This issue brief offers policymakers an action checklist for developing state policies and practices that support the healthy mental development of young children, and provides examples of such policies and practices already in place in Colorado. As well, the brief lists federal funding available to bolster state and local efforts to improve children's healthy mental development.
This issue brief commissioned by The Colorado Trust, and authored by the two lead staff members of the Colorado's Blue Ribbon Commission on Healthcare Reform (the 208 Commission), Tracy L. Johnson, PhD and Sarah Schulte, MHSA, shows that there is significant agreement between our state's recommendations and the new federal law.
Prepared for The Colorado Trust by the Colorado Health Institute, this issue brief is based on data from the 2008-09 Colorado Household Survey (which later became the the Colorado Health Access Survey). Key findings show that 650,000 Coloradans were underinsured—almost the same number as uninsured residents—and, although individuals over 65 years old usually have Medicare, the highest rate of underinsurance occured among this age group. As well, underinsured Coloradans were more likely to forego medical care and/or report problems paying medical bills than those Coloradans deemed adequately insured.
This brief provides an overview of the concept of public will-building, and looks at how it may serve as an important means to help achieve access to health. In addition to describing actions and experiences within each phase of building public will, the brief also provides a case study of how this approach has impacted environmental awareness.
The Colorado Trust's 2009 Annual Report highlights the accomplishments of those we have the privilege to work with, and briefly outlines our work ahead to realize access to health for all Coloradans.
This overview of The Colorado Trust's prior vision, commitment and grantmaking also illustrated support of policies, programs and services that expand health coverage, and improve and expand health care.
Even when children and their families have access to support services from a variety of programs and organizations—such as early learning centers, nutrition programs, and pediatric, nursing, dental and mental health care providers—there are challenges in connecting families to these services.

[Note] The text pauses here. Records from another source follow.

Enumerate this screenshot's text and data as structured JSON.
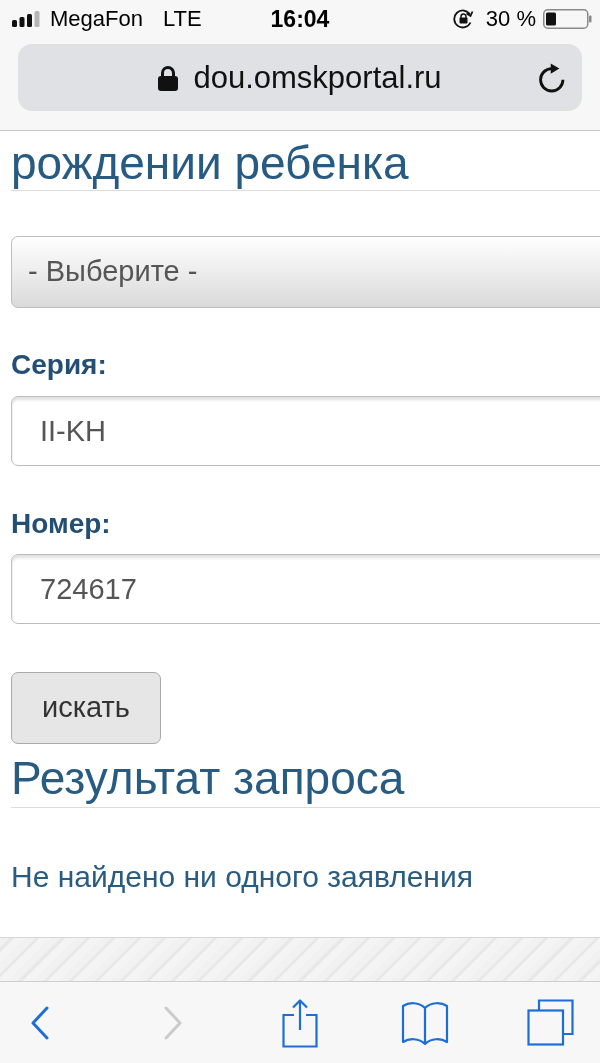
{
  "status_bar": {
    "carrier": "MegaFon",
    "network": "LTE",
    "time": "16:04",
    "battery_percent": "30 %"
  },
  "address_bar": {
    "url": "dou.omskportal.ru",
    "secure": true
  },
  "form": {
    "heading": "рождении ребенка",
    "dropdown": {
      "value": "- Выберите -"
    },
    "fields": [
      {
        "label": "Серия:",
        "value": "II-KH"
      },
      {
        "label": "Номер:",
        "value": "724617"
      }
    ],
    "submit_button": "искать"
  },
  "result": {
    "heading": "Результат запроса",
    "message": "Не найдено ни одного заявления"
  },
  "toolbar": [
    {
      "kind": "back",
      "disabled": false
    },
    {
      "kind": "forward",
      "disabled": true
    },
    {
      "kind": "share",
      "disabled": false
    },
    {
      "kind": "bookmarks",
      "disabled": false
    },
    {
      "kind": "tabs",
      "disabled": false
    }
  ]
}
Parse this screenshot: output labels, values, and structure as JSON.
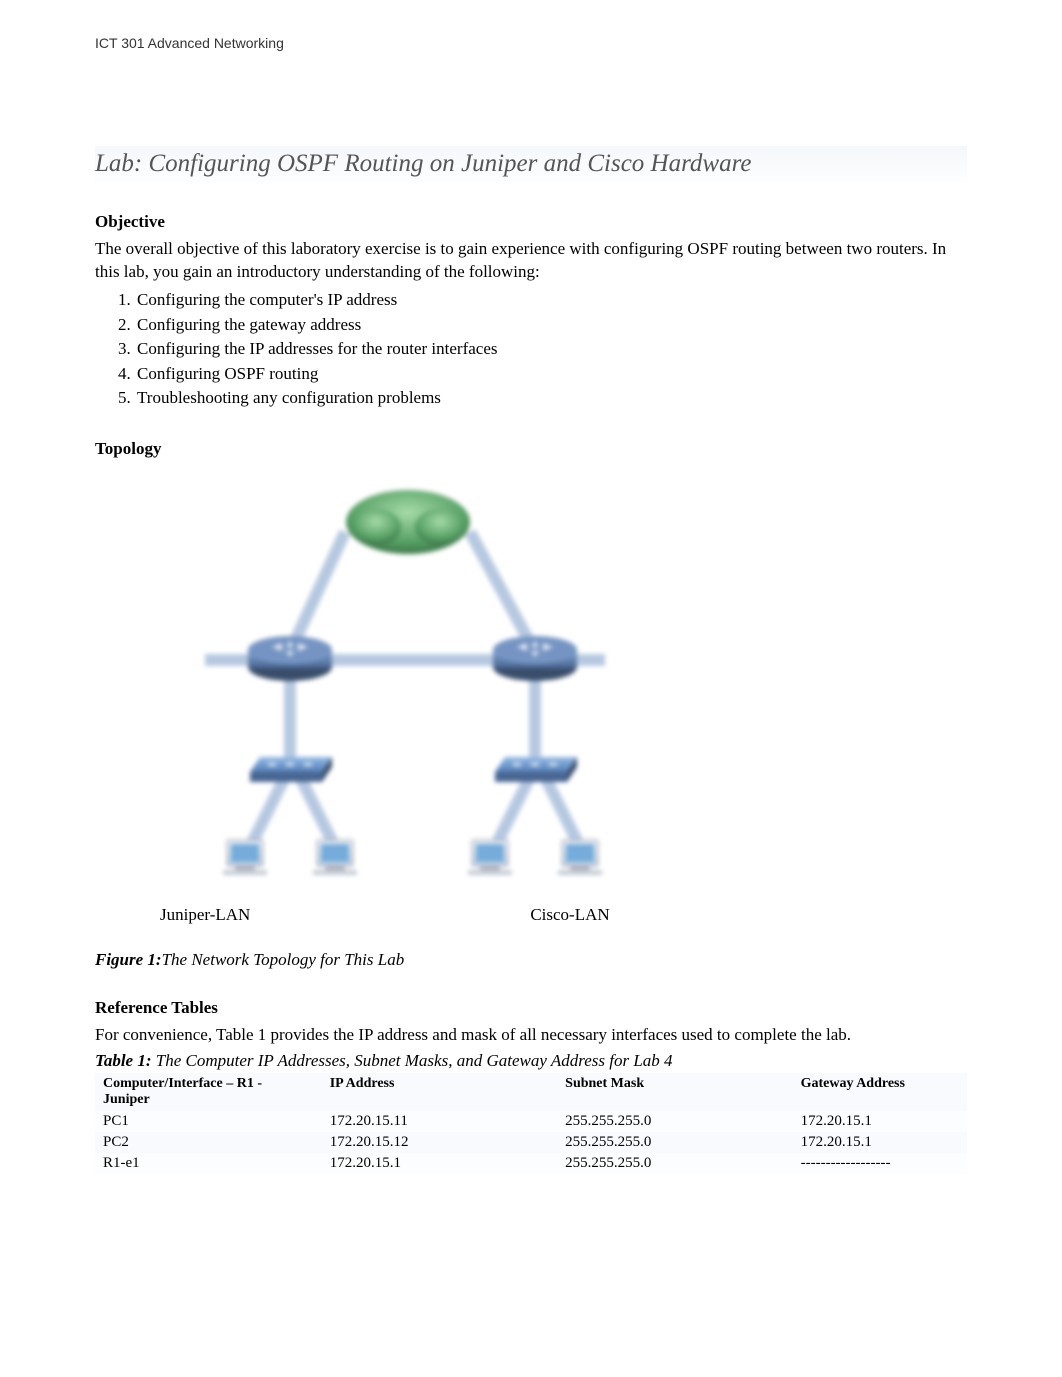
{
  "header": "ICT 301 Advanced Networking",
  "lab_title": "Lab: Configuring OSPF Routing on Juniper and Cisco Hardware",
  "objective": {
    "heading": "Objective",
    "intro_a": "The overall objective of this laboratory exercise ",
    "intro_b": "is to gain experience with configuring OSPF routing between two routers. In this lab, you gain an introductory understanding of the following:",
    "items": [
      "Configuring the computer's IP address",
      "Configuring the gateway address",
      "Configuring the IP addresses for the router interfaces",
      "Configuring OSPF routing",
      "Troubleshooting any configuration problems"
    ]
  },
  "topology": {
    "heading": "Topology",
    "label_left": "Juniper-LAN",
    "label_right": "Cisco-LAN"
  },
  "figure_caption": {
    "bold": "Figure 1:",
    "italic": "The Network Topology for This Lab"
  },
  "reference": {
    "heading": "Reference Tables",
    "intro": "For convenience, Table 1 provides the IP address and mask of all necessary interfaces used to complete the lab."
  },
  "table_caption": {
    "bold": "Table 1:",
    "italic": " The Computer IP Addresses, Subnet Masks, and Gateway Address for Lab 4"
  },
  "table": {
    "headers": {
      "c1a": "Computer/Interface – R1 -",
      "c1b": "Juniper",
      "c2": "IP Address",
      "c3": "Subnet Mask",
      "c4": "Gateway Address"
    },
    "rows": [
      {
        "c1": "PC1",
        "c2": "172.20.15.11",
        "c3": "255.255.255.0",
        "c4": "172.20.15.1"
      },
      {
        "c1": "PC2",
        "c2": "172.20.15.12",
        "c3": "255.255.255.0",
        "c4": "172.20.15.1"
      },
      {
        "c1": "R1-e1",
        "c2": "172.20.15.1",
        "c3": "255.255.255.0",
        "c4": "------------------"
      }
    ]
  }
}
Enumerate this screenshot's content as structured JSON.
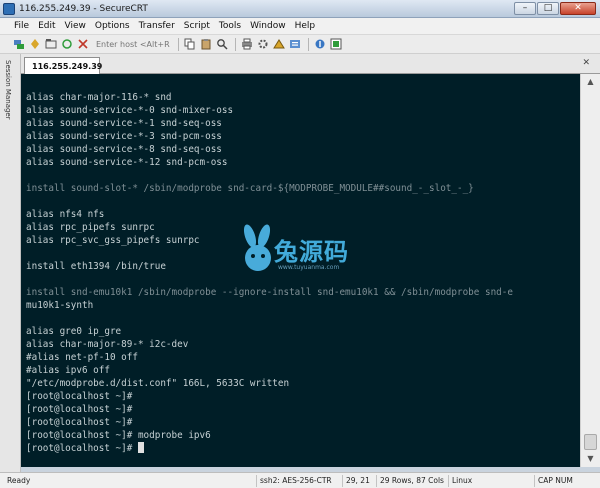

The result is that families often have a difficult time learning about, applying for and taking advantage of the services that could benefit their children. This issue brief, prepared for The Colorado Trust by Julia Coffman of the Center for Evaluation Innovation and Susan Parker of Clear Thinking Communications, explains systems building as an intentional, organized way to create or improve a system of early care and education services for children.
This summary—developed by the Colorado Patient Safety Leadership Task Force with support from The Colorado Trust—provided a road map for patient safety activities in Colorado.
This guide offers practical examples of how cross-cultural issues surface in evaluation, and how to address the issues. It is a companion to an earlier report, The Importance of Culture in Evaluation.
Developed by the Colorado Health Care Professions Workforce Policy Collaborative, this analysis of the primary care provider shortage in Colorado is intended to inform policymakers, health care professionals, workforce experts, educators and others. Specifically, the report details six policy recommendations to help address the shortage in 2010—from enacting policies to support adequate reimbursement for primary care providers, to increasing public funding for health professions education programs and optimizing effectiveness of loan programs.
An interactive, searchable database of all of The Trust’s publications from its 30 years of serving Coloradans.